Fire pumps are essential parts of a building’s sprinkler system, providing high water flow and pressure when needed to quickly suppress fires. They can pump up to 5,000 gallons per minute and produce as much as 600 PSI of water pressure, depending on the application. Despite their relatively infrequent use, the systems must operate reliably and be ready to go at a moment’s notice. As such, the pumps need to be designed and built with both rate-of-flow and water pressure requirements in mind. They are also subject to stringent testing and maintenance protocols that differ from electric fire pumps.
Like any engine, diesel fire pump require routine inspection and maintenance to keep them functioning at peak performance. The fuel tank needs to be inspected and filled on a regular basis, and the oil and air filters need to be changed.

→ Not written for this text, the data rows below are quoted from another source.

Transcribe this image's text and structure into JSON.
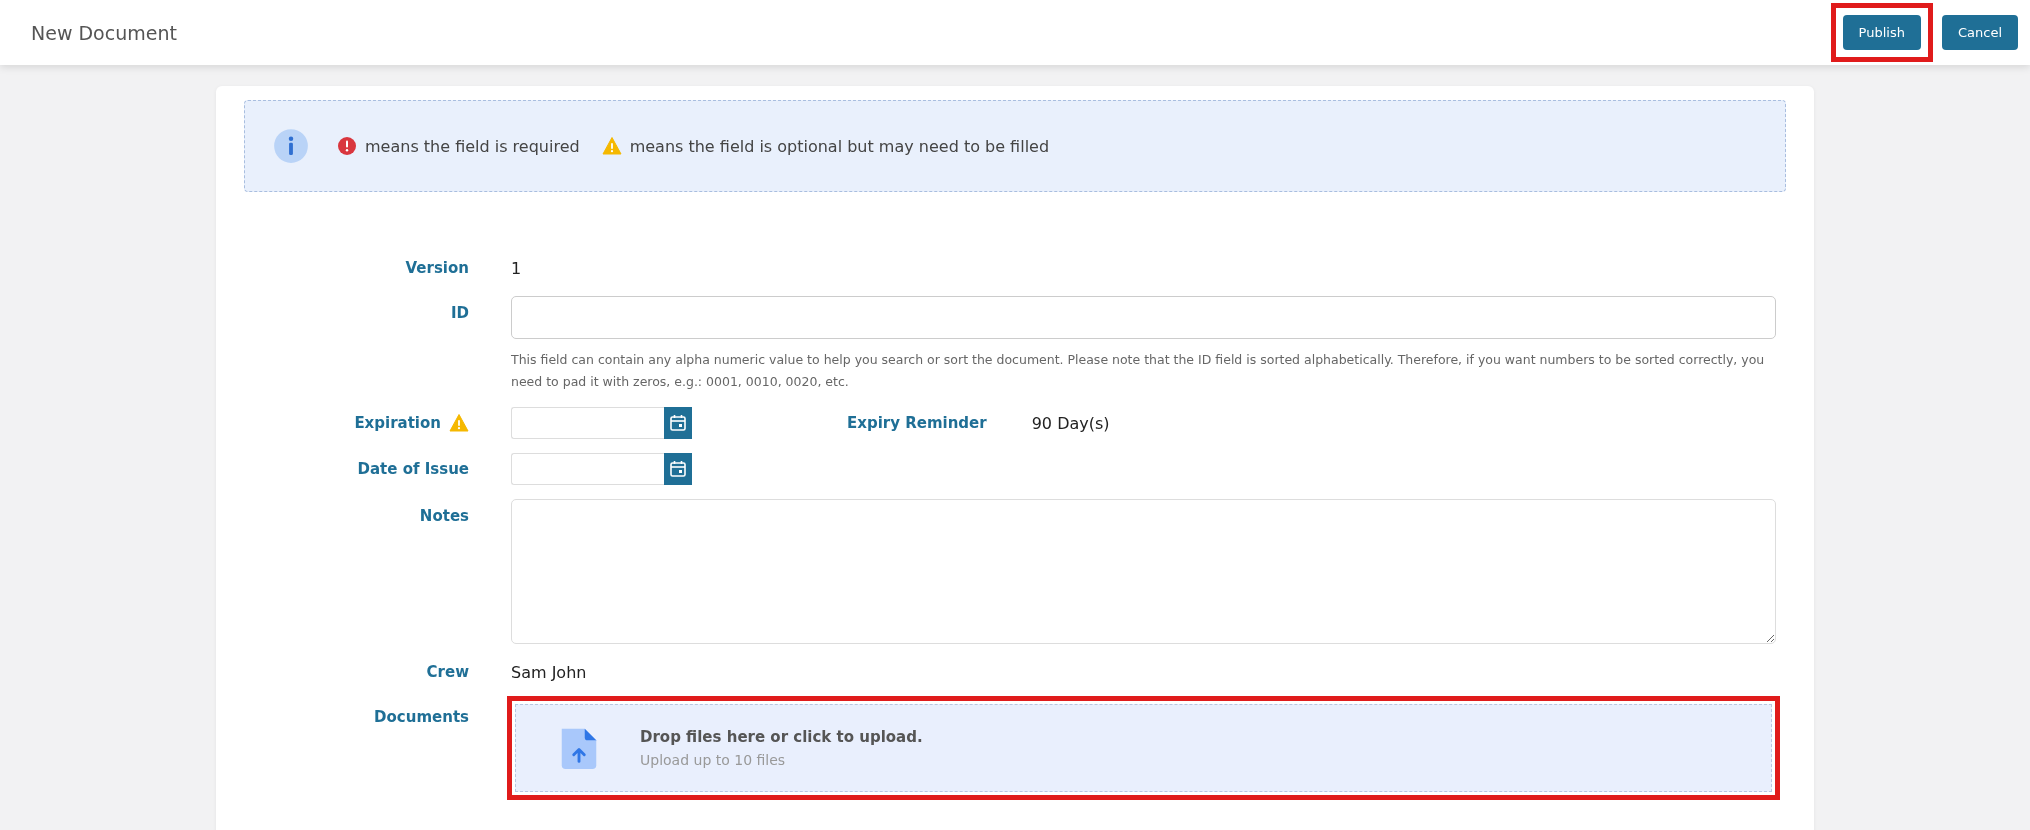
{
  "header": {
    "title": "New Document",
    "buttons": [
      {
        "label": "Publish",
        "highlighted": true
      },
      {
        "label": "Cancel",
        "highlighted": false
      }
    ]
  },
  "legend": {
    "required_text": "means the field is required",
    "optional_text": "means the field is optional but may need to be filled"
  },
  "rows": [
    {
      "kind": "text",
      "label": "Version",
      "value": "1"
    },
    {
      "kind": "input",
      "label": "ID",
      "help": "This field can contain any alpha numeric value to help you search or sort the document. Please note that the ID field is sorted alphabetically. Therefore, if you want numbers to be sorted correctly, you need to pad it with zeros, e.g.: 0001, 0010, 0020, etc."
    },
    {
      "kind": "date",
      "label": "Expiration",
      "warning": true,
      "side_label": "Expiry Reminder",
      "side_value": "90 Day(s)"
    },
    {
      "kind": "date",
      "label": "Date of Issue",
      "warning": false
    },
    {
      "kind": "textarea",
      "label": "Notes"
    },
    {
      "kind": "text",
      "label": "Crew",
      "value": "Sam John"
    },
    {
      "kind": "upload",
      "label": "Documents",
      "title": "Drop files here or click to upload.",
      "subtitle": "Upload up to 10 files",
      "highlighted": true
    }
  ]
}
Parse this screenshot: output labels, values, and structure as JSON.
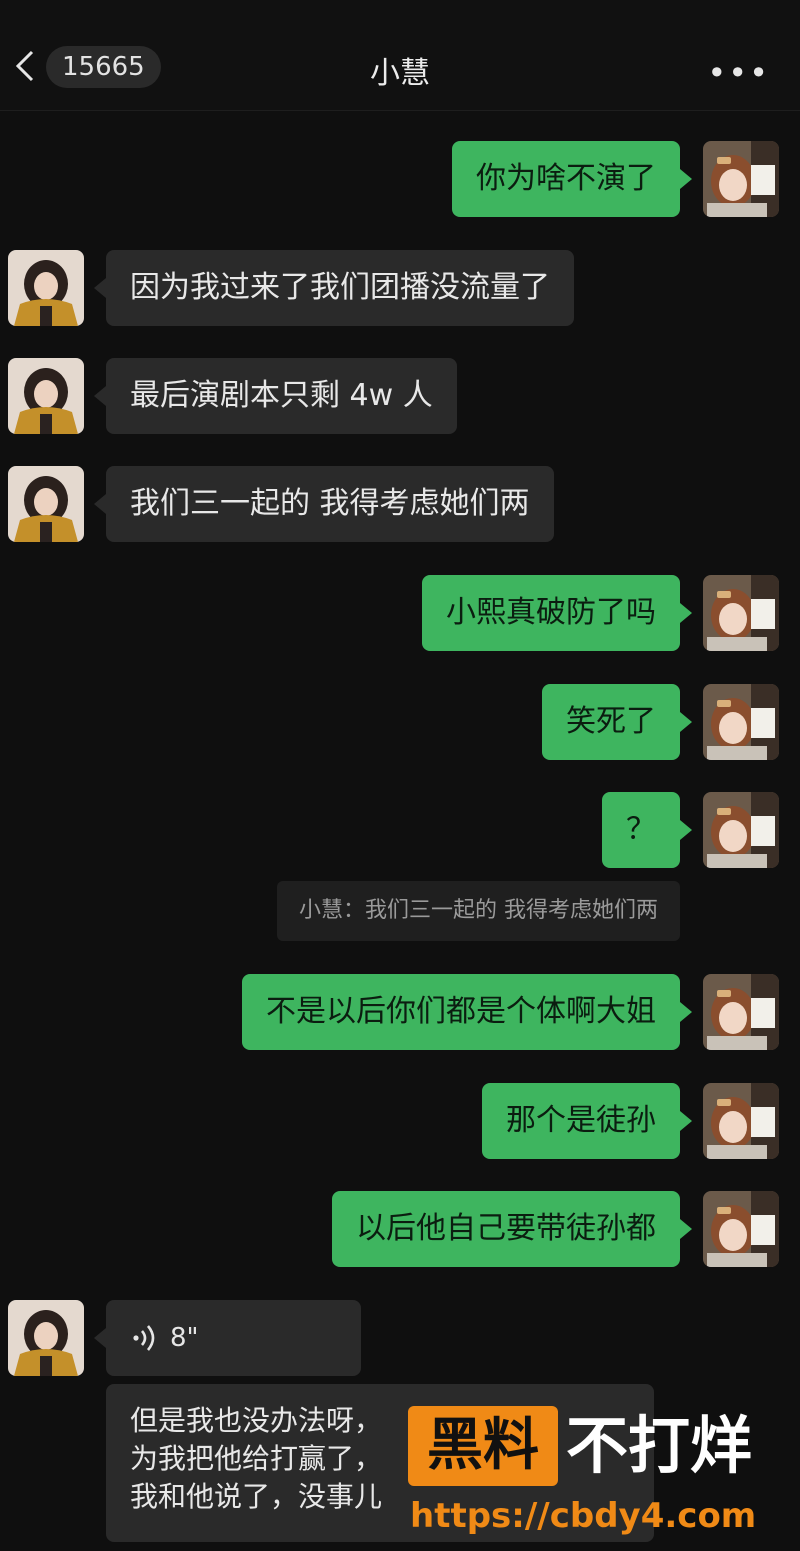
{
  "header": {
    "unread_count": "15665",
    "contact_name": "小慧",
    "more": "•••"
  },
  "messages": [
    {
      "text": "你为啥不演了"
    },
    {
      "text": "因为我过来了我们团播没流量了"
    },
    {
      "text": "最后演剧本只剩 4w 人"
    },
    {
      "text": "我们三一起的 我得考虑她们两"
    },
    {
      "text": "小熙真破防了吗"
    },
    {
      "text": "笑死了"
    },
    {
      "text": "？"
    },
    {
      "quote": "小慧：我们三一起的 我得考虑她们两"
    },
    {
      "text": "不是以后你们都是个体啊大姐"
    },
    {
      "text": "那个是徒孙"
    },
    {
      "text": "以后他自己要带徒孙都"
    }
  ],
  "voice": {
    "duration": "8\""
  },
  "long_message": {
    "lines": [
      "但是我也没办法呀，",
      "为我把他给打赢了，",
      "我和他说了，没事儿"
    ]
  },
  "watermark": {
    "brand1": "黑料",
    "brand2": "不打烊",
    "url": "https://cbdy4.com"
  },
  "colors": {
    "sent_bubble": "#3eb55f",
    "received_bubble": "#2a2a2a",
    "background": "#0f0f0f",
    "watermark_orange": "#f08a16"
  }
}
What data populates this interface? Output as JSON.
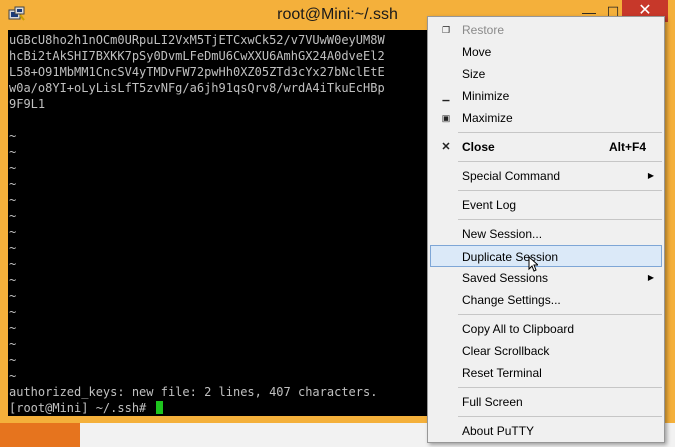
{
  "window": {
    "title": "root@Mini:~/.ssh",
    "controls": {
      "minimize": "—",
      "maximize": "☐",
      "close": "✕"
    }
  },
  "terminal": {
    "lines": [
      "uGBcU8ho2h1nOCm0URpuLI2VxM5TjETCxwCk52/v7VUwW0eyUM8W",
      "hcBi2tAkSHI7BXKK7pSy0DvmLFeDmU6CwXXU6AmhGX24A0dveEl2",
      "L58+O91MbMM1CncSV4yTMDvFW72pwHh0XZ05ZTd3cYx27bNclEtE",
      "w0a/o8YI+oLyLisLfT5zvNFg/a6jh91qsQrv8/wrdA4iTkuEcHBp",
      "9F9L1"
    ],
    "tilde": "~",
    "status_line": "authorized_keys: new file: 2 lines, 407 characters.",
    "prompt": "[root@Mini] ~/.ssh# "
  },
  "menu": {
    "restore": "Restore",
    "move": "Move",
    "size": "Size",
    "minimize": "Minimize",
    "maximize": "Maximize",
    "close": "Close",
    "close_shortcut": "Alt+F4",
    "special_command": "Special Command",
    "event_log": "Event Log",
    "new_session": "New Session...",
    "duplicate_session": "Duplicate Session",
    "saved_sessions": "Saved Sessions",
    "change_settings": "Change Settings...",
    "copy_all": "Copy All to Clipboard",
    "clear_scrollback": "Clear Scrollback",
    "reset_terminal": "Reset Terminal",
    "full_screen": "Full Screen",
    "about": "About PuTTY"
  },
  "colors": {
    "title_bar": "#f4b03b",
    "close_button": "#c7382a",
    "terminal_bg": "#000000",
    "cursor": "#1ec51e",
    "menu_bg": "#f0f0f0",
    "menu_hover": "#dbe9f8"
  }
}
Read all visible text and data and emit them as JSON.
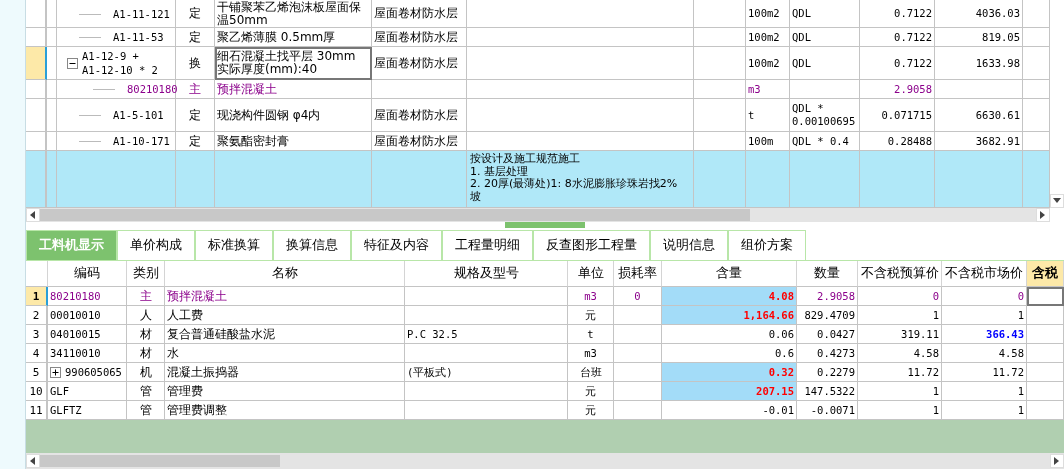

This maintenance is very similar to the routine services you perform on your car, and failing to do it can significantly reduce a fire pump’s lifespan.
While the maintenance of a diesel fire pump is relatively simple, it’s important to understand how these systems are powered. NFPA 20 standards typically call for a dedicated generator to provide the emergency power required for an operation. Unfortunately, the power requirements of the fire pump can be significantly higher than that of a typical electrical motor. This means the generator may need to be sized more than twice as large to be able to handle the full load requirement of the fire pump.
Similarly, the exhaust system for a fire pump must be properly sized and insulated to ensure it can safely meet the demands of the engine. The piping should be kept short and insulated to minimize heat transfer, and the exhaust system should also be protected with a fireproof wall or ducting. Lastly, the exhaust system should be rated to withstand the maximum temperature that will be experienced during the system’s operation, as specified by NFPA 20 and the engine manufacturer.
The NFPA 20 standard for diesel fire pump engines requires that the engine be located in an environment that can maintain a temperature of no more than 120 F while the pump is running under full load. This is to protect the engine from excessive heat, which can cause a number of problems, including degradation of the internal components. Fortunately, there are thermostatically controlled heaters available that can be used to maintain the engine at this operating temperature.
It is also important to keep the fire pump’s diesel engine fueled with diesel fuel that meets NFPA standards. The fuel tank must be sized to accommodate the engine, and it should be a closed-loop system with a dedicated service that complies with the engine’s requirements. Ideally, this will prevent fuel contamination and provide the best possible performance.
There are only three ways a fire pump can be shut down: if it runs out of fuel, if the selector switch inside the controller is placed in the off position, or if an emergency power shutdown occurs. In most cases, these events will occur in the middle of an emergency, so it is important to have a plan in place to make sure the fire pump is fully prepared and ready to go.